## Data shown
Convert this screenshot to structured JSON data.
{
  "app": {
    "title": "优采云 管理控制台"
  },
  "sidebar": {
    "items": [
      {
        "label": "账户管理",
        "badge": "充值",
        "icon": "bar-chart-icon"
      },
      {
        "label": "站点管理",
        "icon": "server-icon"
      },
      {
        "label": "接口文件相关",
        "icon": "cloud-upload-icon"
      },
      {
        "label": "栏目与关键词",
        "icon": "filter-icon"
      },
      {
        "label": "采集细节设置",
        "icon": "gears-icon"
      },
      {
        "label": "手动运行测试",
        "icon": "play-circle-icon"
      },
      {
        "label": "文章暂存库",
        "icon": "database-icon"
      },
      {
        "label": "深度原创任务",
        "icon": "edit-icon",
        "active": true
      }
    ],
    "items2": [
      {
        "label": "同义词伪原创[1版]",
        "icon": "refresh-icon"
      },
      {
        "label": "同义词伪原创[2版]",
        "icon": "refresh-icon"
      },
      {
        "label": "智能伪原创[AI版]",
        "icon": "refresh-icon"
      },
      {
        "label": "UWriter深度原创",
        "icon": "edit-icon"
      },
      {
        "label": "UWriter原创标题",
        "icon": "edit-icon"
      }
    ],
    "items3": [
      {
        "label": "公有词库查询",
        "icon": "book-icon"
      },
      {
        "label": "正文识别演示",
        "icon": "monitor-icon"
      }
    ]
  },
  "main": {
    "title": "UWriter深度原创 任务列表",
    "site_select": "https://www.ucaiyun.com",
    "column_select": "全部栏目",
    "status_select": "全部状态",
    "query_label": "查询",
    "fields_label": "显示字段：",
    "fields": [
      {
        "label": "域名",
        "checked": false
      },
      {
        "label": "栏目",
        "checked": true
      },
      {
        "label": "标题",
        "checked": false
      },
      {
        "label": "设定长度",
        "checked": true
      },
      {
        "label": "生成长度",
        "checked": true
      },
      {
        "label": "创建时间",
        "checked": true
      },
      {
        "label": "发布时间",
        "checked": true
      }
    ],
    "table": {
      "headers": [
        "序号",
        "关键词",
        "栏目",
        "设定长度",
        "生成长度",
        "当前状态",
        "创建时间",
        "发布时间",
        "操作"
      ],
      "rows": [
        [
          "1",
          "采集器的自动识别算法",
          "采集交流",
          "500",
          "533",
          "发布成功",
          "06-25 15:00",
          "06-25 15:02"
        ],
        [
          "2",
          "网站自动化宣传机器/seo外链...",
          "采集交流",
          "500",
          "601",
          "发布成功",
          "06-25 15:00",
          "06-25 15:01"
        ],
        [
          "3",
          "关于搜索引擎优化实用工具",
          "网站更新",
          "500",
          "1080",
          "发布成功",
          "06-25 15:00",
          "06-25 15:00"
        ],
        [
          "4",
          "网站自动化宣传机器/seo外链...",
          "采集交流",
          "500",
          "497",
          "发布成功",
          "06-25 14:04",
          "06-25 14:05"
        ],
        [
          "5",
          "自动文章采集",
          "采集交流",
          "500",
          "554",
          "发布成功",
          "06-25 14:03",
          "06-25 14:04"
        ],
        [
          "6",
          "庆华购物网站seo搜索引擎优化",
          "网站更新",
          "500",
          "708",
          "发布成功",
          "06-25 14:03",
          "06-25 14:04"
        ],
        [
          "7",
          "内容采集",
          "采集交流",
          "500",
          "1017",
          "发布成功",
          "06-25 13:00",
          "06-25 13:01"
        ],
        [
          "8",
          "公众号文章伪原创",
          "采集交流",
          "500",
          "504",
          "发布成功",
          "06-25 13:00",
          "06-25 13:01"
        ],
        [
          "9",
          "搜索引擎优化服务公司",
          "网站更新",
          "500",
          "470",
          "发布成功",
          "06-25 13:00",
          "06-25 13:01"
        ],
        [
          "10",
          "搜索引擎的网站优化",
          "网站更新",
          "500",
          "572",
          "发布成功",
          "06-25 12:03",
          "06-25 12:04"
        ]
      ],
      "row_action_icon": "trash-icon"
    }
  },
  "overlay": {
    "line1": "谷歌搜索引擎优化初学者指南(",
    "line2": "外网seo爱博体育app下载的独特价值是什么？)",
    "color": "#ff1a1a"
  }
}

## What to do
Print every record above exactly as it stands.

## Your solution
Convert this screenshot to structured JSON data.
{
  "app": {
    "title": "优采云 管理控制台"
  },
  "sidebar": {
    "items": [
      {
        "label": "账户管理",
        "badge": "充值",
        "icon": "bar-chart-icon"
      },
      {
        "label": "站点管理",
        "icon": "server-icon"
      },
      {
        "label": "接口文件相关",
        "icon": "cloud-upload-icon"
      },
      {
        "label": "栏目与关键词",
        "icon": "filter-icon"
      },
      {
        "label": "采集细节设置",
        "icon": "gears-icon"
      },
      {
        "label": "手动运行测试",
        "icon": "play-circle-icon"
      },
      {
        "label": "文章暂存库",
        "icon": "database-icon"
      },
      {
        "label": "深度原创任务",
        "icon": "edit-icon",
        "active": true
      }
    ],
    "items2": [
      {
        "label": "同义词伪原创[1版]",
        "icon": "refresh-icon"
      },
      {
        "label": "同义词伪原创[2版]",
        "icon": "refresh-icon"
      },
      {
        "label": "智能伪原创[AI版]",
        "icon": "refresh-icon"
      },
      {
        "label": "UWriter深度原创",
        "icon": "edit-icon"
      },
      {
        "label": "UWriter原创标题",
        "icon": "edit-icon"
      }
    ],
    "items3": [
      {
        "label": "公有词库查询",
        "icon": "book-icon"
      },
      {
        "label": "正文识别演示",
        "icon": "monitor-icon"
      }
    ]
  },
  "main": {
    "title": "UWriter深度原创 任务列表",
    "site_select": "https://www.ucaiyun.com",
    "column_select": "全部栏目",
    "status_select": "全部状态",
    "query_label": "查询",
    "fields_label": "显示字段：",
    "fields": [
      {
        "label": "域名",
        "checked": false
      },
      {
        "label": "栏目",
        "checked": true
      },
      {
        "label": "标题",
        "checked": false
      },
      {
        "label": "设定长度",
        "checked": true
      },
      {
        "label": "生成长度",
        "checked": true
      },
      {
        "label": "创建时间",
        "checked": true
      },
      {
        "label": "发布时间",
        "checked": true
      }
    ],
    "table": {
      "headers": [
        "序号",
        "关键词",
        "栏目",
        "设定长度",
        "生成长度",
        "当前状态",
        "创建时间",
        "发布时间",
        "操作"
      ],
      "rows": [
        [
          "1",
          "采集器的自动识别算法",
          "采集交流",
          "500",
          "533",
          "发布成功",
          "06-25 15:00",
          "06-25 15:02"
        ],
        [
          "2",
          "网站自动化宣传机器/seo外链...",
          "采集交流",
          "500",
          "601",
          "发布成功",
          "06-25 15:00",
          "06-25 15:01"
        ],
        [
          "3",
          "关于搜索引擎优化实用工具",
          "网站更新",
          "500",
          "1080",
          "发布成功",
          "06-25 15:00",
          "06-25 15:00"
        ],
        [
          "4",
          "网站自动化宣传机器/seo外链...",
          "采集交流",
          "500",
          "497",
          "发布成功",
          "06-25 14:04",
          "06-25 14:05"
        ],
        [
          "5",
          "自动文章采集",
          "采集交流",
          "500",
          "554",
          "发布成功",
          "06-25 14:03",
          "06-25 14:04"
        ],
        [
          "6",
          "庆华购物网站seo搜索引擎优化",
          "网站更新",
          "500",
          "708",
          "发布成功",
          "06-25 14:03",
          "06-25 14:04"
        ],
        [
          "7",
          "内容采集",
          "采集交流",
          "500",
          "1017",
          "发布成功",
          "06-25 13:00",
          "06-25 13:01"
        ],
        [
          "8",
          "公众号文章伪原创",
          "采集交流",
          "500",
          "504",
          "发布成功",
          "06-25 13:00",
          "06-25 13:01"
        ],
        [
          "9",
          "搜索引擎优化服务公司",
          "网站更新",
          "500",
          "470",
          "发布成功",
          "06-25 13:00",
          "06-25 13:01"
        ],
        [
          "10",
          "搜索引擎的网站优化",
          "网站更新",
          "500",
          "572",
          "发布成功",
          "06-25 12:03",
          "06-25 12:04"
        ]
      ],
      "row_action_icon": "trash-icon"
    }
  },
  "overlay": {
    "line1": "谷歌搜索引擎优化初学者指南(",
    "line2": "外网seo爱博体育app下载的独特价值是什么？)",
    "color": "#ff1a1a"
  }
}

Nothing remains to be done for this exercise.